A well-crafted query letter shows that the writer writes well, is organized, and is eager and motivated to write the story. For those of you who find writing query letters to be intimidating - I’ve written a guide with twenty sample query letters to help you.
There’s yet another point to consider. When editors initiate the contact via social media, you might not have the skills or the interest to write the article. But when you initiate the contact through a query letter it means you are motivated to do the work.
A social media platform, although nice to have for other purposes, is not essential to assignments. You’re better off dreaming up a unique story idea, creating a solid query letter and approaching magazine editors via email.
Your time is also better spent updating and expanding your professional writer’s website. This gives you an online portfolio for editors to review when you send a query letter.
Social media, at the heart of it, is simply a place where you can get information, interact with other people with similar interests, and make connections.
There are travel-writer-centric sites that fit this definition!
These sites link you up with tourism agencies, editors, and possibly an occasional assignment. They’re more specific and helpful than the general social media sites for the masses like Facebook and Twitter.
For example, TravMedia.com is a professional site created to link up tourism PR’s, editors, and travel writers. And it works!

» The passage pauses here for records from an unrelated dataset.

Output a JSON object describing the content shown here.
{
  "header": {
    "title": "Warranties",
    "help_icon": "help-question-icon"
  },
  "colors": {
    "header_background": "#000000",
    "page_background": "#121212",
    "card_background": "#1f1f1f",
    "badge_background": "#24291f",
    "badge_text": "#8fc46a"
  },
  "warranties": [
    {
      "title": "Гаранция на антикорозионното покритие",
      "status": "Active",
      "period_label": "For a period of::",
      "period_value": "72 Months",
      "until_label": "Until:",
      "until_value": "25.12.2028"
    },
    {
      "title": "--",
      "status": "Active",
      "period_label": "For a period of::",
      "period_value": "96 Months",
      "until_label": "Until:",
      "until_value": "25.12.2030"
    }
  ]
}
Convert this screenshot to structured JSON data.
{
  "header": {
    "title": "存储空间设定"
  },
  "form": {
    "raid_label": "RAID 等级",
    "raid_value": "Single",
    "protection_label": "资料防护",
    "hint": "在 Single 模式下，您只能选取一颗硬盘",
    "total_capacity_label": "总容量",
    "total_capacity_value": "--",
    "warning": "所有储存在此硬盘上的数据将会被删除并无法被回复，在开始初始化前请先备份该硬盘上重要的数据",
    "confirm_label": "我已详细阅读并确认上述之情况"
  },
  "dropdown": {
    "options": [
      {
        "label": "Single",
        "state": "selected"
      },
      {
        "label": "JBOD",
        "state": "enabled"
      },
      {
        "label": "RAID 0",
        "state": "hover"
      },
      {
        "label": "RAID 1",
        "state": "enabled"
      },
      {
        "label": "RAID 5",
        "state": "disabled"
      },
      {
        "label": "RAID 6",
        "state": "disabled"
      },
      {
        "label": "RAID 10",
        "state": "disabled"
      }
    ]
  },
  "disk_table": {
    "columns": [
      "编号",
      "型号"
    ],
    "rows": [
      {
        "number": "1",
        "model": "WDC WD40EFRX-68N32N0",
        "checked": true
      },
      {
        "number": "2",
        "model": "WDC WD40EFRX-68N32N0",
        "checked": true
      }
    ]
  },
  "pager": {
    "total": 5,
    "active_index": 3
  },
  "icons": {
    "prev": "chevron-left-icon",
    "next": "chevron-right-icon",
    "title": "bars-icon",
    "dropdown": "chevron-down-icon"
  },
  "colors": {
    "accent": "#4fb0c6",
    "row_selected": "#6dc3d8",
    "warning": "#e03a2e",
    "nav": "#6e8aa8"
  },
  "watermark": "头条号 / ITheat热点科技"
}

I’ve applied for three of the assignment requests on TravMedia.com that were sent out via email and landed two of them, both lucrative on-board magazine assignments.
TravMedia contains a section where writers can announce their upcoming travel plans for editors to match up with their editorial calendar.
What about job sites for freelance writers?
There are websites that list jobs for freelancers. Freelanced.com (“the freelance social network”), JournalismJobs.com, FreelanceWriting.com, Online-writing-jobs.com are a few of them. And there are many others.
Bear in mind that most of the jobs advertised on these more general sites are for copywriting, blogging and a variety of other freelance vocations. It’s important to check out each site and decide which ones work for the niche or genres that you write in, travel or otherwise.
How can you use general social media sites?
It’s important to post your professional profile on sites like LinkedIn and to set up a Facebook business page for your travel writing business. These serve as a way to tell the world where you are when you're out and about on a press trip. Here are some Facebook tips for travel writers.
But you’ll get better travel writing connections and information from narrower, more focused sites like TravMedia and MediaKitty.
These connections are more likely to help you link up with editors and tourist agencies for press trips.
You can also look beyond online social media. You might get some different kinds of social benefits by joining a travel writers association. Just make sure to join a reputable organization that serves the interests of travel writers.
Roy Stevenson is a professional travel writer and the author of www.PitchTravelWrite.com. Over the past ten years, he’s had more than 1000 articles published in 200 magazines, trade and specialty journals, in-flights, on-boards, blogs and websites and has traveled on assignment around the U.S. and to dozens of international destinations.